■ Your task
Select from the records below every line that has the word "text" in it.

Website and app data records
====================

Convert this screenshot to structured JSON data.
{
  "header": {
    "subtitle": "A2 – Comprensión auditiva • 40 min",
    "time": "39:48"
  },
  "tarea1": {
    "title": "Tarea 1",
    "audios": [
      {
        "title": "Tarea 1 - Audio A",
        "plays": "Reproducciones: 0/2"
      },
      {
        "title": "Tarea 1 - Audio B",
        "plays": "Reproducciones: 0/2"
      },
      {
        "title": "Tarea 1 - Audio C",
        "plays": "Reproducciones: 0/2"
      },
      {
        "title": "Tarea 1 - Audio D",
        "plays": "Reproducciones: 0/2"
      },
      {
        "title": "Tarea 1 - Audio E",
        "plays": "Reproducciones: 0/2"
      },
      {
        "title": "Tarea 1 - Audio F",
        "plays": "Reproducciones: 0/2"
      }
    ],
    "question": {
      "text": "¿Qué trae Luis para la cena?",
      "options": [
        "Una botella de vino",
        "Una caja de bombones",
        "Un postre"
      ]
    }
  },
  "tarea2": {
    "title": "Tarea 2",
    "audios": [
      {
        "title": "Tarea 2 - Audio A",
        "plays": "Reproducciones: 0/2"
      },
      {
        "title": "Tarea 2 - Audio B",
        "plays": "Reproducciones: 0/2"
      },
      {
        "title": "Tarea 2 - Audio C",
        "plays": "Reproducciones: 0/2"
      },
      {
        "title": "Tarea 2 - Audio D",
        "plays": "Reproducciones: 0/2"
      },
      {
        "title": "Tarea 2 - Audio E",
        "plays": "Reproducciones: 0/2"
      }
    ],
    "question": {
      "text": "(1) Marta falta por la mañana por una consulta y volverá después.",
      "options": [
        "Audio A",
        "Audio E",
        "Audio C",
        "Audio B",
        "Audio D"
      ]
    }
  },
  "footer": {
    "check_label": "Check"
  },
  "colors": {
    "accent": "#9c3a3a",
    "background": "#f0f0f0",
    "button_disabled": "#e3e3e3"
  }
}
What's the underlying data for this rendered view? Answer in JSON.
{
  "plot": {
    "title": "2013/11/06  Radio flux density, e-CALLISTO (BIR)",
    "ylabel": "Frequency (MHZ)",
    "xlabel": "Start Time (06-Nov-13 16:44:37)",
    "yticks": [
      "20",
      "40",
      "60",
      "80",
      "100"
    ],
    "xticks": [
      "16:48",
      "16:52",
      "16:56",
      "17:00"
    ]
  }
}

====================

■ Reply to the exercise
      "text": "¿Qué trae Luis para la cena?",
      "text": "(1) Marta falta por la mañana por una consulta y volverá después.",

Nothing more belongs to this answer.